GENOA – The first senior housing development in Genoa is a step closer to becoming a reality.
The city’s plan commission on Thursday night made a unanimous recommendation that the City Council approve rezoning for a 55-and-older housing project in the Riverbend subdivision, as proposed by Brian Grainger’s company, By Grainger.
Grainger requested that the Planned Unit Development for the land, owned by BMO Harris Bank, be amended so that the complex can be built toward the southern end of the subdivision, which is south of Route 72. If the project is ultimately approved by the council, in addition to the housing units, which will be in a quad arrangement – four units a building – a clubhouse will be built at the corner of Winding Trail and Riverbend Drive.

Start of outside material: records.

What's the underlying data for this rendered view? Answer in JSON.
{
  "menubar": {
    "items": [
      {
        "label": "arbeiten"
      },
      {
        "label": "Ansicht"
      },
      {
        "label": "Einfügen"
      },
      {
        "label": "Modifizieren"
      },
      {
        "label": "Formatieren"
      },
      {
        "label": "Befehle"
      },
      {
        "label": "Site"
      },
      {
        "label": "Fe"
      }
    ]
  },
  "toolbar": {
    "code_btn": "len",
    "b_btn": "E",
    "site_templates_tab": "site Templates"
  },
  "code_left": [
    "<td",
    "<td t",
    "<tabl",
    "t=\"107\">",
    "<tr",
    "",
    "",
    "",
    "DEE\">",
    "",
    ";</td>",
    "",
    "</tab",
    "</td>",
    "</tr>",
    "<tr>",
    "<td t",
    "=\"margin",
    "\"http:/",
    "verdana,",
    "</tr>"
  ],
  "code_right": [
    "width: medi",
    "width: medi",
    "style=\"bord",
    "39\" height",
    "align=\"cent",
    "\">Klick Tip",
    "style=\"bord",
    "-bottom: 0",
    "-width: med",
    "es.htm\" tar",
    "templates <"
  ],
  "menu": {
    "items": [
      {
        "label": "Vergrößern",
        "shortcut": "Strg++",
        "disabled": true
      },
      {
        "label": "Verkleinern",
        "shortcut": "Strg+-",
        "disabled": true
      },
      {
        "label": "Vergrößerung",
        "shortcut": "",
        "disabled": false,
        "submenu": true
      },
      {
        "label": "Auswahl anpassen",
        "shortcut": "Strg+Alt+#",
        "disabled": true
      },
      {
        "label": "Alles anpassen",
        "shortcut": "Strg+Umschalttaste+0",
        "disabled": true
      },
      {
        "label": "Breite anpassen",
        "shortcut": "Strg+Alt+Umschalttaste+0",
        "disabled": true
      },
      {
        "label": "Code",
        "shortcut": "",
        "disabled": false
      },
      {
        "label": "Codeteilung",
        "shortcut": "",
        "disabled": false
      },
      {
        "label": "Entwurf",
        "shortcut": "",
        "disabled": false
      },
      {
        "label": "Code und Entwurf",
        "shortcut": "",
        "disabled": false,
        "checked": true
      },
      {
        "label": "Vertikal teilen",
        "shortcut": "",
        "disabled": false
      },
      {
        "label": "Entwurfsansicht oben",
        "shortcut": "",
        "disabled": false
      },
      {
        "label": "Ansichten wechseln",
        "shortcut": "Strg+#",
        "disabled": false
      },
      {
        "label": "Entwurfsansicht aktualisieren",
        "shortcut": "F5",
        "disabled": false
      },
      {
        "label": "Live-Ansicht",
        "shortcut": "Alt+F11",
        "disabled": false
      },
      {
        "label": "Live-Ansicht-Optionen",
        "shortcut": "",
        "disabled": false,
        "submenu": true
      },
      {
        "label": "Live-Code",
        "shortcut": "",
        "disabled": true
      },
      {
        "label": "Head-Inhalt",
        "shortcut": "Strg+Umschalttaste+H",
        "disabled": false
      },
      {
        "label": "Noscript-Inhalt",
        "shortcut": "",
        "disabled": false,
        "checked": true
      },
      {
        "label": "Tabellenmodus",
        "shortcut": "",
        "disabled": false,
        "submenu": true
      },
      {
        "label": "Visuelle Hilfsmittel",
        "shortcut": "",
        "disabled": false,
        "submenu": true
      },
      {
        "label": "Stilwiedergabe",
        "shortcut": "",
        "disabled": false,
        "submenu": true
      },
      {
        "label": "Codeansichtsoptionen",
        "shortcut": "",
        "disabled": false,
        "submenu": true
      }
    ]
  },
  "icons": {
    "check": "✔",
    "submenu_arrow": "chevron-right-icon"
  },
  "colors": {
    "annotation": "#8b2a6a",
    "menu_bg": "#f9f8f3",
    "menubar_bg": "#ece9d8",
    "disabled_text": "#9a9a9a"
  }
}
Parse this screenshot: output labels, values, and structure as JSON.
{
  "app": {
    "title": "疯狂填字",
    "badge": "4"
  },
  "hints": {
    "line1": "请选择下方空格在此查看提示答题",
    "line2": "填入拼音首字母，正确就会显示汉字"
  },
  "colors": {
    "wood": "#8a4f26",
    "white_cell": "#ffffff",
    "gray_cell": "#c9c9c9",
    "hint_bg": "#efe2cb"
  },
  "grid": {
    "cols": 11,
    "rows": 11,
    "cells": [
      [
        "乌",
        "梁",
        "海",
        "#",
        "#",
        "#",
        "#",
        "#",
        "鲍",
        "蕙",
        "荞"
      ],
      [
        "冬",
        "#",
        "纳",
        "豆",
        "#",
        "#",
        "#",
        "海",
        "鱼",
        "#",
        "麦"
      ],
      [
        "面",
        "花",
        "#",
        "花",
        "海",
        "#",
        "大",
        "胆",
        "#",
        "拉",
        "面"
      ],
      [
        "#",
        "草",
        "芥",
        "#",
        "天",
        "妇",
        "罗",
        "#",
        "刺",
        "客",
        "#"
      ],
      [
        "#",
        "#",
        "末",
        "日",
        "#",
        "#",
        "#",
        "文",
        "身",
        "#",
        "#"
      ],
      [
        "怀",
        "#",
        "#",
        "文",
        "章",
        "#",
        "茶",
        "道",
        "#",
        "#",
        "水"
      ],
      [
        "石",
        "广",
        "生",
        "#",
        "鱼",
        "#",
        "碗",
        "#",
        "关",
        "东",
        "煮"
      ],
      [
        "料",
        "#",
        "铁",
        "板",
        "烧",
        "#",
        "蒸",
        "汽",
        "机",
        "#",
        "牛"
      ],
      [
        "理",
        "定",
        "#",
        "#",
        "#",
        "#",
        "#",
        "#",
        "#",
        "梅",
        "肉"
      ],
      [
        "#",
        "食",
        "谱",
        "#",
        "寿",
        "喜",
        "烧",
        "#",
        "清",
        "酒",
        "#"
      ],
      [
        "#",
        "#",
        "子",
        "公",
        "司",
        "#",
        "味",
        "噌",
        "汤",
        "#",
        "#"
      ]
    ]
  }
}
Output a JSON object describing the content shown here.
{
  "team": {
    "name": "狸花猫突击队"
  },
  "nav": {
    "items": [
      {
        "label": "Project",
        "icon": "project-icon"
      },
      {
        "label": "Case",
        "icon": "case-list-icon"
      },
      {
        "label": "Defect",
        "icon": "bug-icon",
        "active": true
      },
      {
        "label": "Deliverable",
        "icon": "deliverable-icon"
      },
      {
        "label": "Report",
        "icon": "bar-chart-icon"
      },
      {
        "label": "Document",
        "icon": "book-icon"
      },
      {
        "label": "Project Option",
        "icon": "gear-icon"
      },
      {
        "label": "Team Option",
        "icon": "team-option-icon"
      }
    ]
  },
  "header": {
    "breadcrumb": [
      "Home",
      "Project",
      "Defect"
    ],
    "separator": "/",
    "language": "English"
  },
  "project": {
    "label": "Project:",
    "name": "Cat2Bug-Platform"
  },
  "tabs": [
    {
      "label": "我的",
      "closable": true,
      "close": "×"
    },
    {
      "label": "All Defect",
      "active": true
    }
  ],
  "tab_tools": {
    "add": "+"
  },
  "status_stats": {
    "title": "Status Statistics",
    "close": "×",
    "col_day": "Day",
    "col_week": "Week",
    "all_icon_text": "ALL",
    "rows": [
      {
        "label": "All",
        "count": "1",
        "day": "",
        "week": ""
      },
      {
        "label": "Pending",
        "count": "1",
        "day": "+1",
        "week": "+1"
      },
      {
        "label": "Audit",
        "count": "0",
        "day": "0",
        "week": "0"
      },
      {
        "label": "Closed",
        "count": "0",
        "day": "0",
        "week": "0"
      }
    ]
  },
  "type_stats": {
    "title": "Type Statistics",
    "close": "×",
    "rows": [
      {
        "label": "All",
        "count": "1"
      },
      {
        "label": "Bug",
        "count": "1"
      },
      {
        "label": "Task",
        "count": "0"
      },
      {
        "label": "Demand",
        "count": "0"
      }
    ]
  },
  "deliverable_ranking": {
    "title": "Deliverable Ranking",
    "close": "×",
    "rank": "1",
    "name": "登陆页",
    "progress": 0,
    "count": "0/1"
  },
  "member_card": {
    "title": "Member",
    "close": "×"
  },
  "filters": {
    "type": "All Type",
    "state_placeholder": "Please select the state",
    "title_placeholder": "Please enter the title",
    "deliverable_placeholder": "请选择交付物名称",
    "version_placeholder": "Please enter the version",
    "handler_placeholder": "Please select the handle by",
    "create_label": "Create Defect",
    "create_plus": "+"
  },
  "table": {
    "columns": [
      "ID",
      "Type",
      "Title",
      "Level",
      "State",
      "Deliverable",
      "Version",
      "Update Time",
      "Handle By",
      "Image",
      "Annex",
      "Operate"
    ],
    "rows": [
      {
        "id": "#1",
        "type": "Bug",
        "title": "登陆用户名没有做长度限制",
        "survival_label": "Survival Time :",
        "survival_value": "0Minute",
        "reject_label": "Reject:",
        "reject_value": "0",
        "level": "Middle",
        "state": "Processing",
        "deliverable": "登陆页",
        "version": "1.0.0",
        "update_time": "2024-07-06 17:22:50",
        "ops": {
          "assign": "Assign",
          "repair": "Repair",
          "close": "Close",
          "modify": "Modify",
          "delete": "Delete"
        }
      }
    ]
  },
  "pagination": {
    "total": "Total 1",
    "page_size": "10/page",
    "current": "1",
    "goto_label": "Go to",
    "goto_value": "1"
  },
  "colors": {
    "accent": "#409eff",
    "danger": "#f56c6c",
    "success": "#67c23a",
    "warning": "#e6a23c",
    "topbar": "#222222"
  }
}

The housing units would line Stearn Drive, predominantly on the east side, as most of the properties on the west side are subject to an ongoing lawsuit, as well as the south side of Winding Trail and both sides of Forrest Lane.
The proposed amendments are: The Forrest Lane stretch was zoned for 102 age-restricted units, but Grainger wants to add another 13; the Stearn Drive area must be rezoned from single-family to include age-restricted properties, and Grainger wants the 53 lots platted to be increased to 60.
“The general tone of the residents was concern over, if there’s a concentration of senior housing, how will that affect response times,” the city’s management assistant, Alyssa Seguss, said Friday.
She said, however, that fire officials at the meeting said the department is staffed well enough and prepared for any shift in emergency calls.
Before the housing market crash in 2008, 12 lots were built along Forrest Lane before the developer went into bankruptcy, City Administrator Bill Ganek said.
“A project that’s sat half-finished, or really only partially finished, has a chance to be completed, and to be an asset to the city and our residents,” Ganek said.
He said no similar housing is available for seniors.
The proposal next goes before the City Council, which meets the first and third Tuesday of each month. Seguss said at the very earliest, the council will vote on it at the Oct. 16 meeting, but the litigation over the land on Stearn Drive could stall matters.
“I’d be surprised if it goes before the council on the 16th, but you never know,” Seguss said.